■ Task requirements ■
Every record below, from the first line to the last, is to be set down again exactly.

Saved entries

■ ■ ■ ■ ■

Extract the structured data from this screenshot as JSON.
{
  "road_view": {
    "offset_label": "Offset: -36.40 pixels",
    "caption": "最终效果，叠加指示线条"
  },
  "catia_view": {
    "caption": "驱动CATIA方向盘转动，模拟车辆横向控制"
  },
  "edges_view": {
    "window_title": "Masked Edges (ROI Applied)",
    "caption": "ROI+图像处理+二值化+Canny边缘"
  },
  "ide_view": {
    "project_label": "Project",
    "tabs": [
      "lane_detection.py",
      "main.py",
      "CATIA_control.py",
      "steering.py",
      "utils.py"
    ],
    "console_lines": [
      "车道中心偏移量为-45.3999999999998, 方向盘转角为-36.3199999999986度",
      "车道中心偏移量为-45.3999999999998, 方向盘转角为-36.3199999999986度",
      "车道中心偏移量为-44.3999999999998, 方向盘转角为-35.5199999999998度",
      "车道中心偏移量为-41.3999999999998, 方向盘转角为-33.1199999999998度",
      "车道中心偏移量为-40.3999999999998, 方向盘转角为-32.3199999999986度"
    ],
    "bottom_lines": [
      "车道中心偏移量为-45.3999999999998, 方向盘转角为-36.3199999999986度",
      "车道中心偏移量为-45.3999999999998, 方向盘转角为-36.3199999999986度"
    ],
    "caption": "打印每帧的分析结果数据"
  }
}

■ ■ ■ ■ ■

■ Result of this task ■
Extract the structured data from this screenshot as JSON.
{
  "road_view": {
    "offset_label": "Offset: -36.40 pixels",
    "caption": "最终效果，叠加指示线条"
  },
  "catia_view": {
    "caption": "驱动CATIA方向盘转动，模拟车辆横向控制"
  },
  "edges_view": {
    "window_title": "Masked Edges (ROI Applied)",
    "caption": "ROI+图像处理+二值化+Canny边缘"
  },
  "ide_view": {
    "project_label": "Project",
    "tabs": [
      "lane_detection.py",
      "main.py",
      "CATIA_control.py",
      "steering.py",
      "utils.py"
    ],
    "console_lines": [
      "车道中心偏移量为-45.3999999999998, 方向盘转角为-36.3199999999986度",
      "车道中心偏移量为-45.3999999999998, 方向盘转角为-36.3199999999986度",
      "车道中心偏移量为-44.3999999999998, 方向盘转角为-35.5199999999998度",
      "车道中心偏移量为-41.3999999999998, 方向盘转角为-33.1199999999998度",
      "车道中心偏移量为-40.3999999999998, 方向盘转角为-32.3199999999986度"
    ],
    "bottom_lines": [
      "车道中心偏移量为-45.3999999999998, 方向盘转角为-36.3199999999986度",
      "车道中心偏移量为-45.3999999999998, 方向盘转角为-36.3199999999986度"
    ],
    "caption": "打印每帧的分析结果数据"
  }
}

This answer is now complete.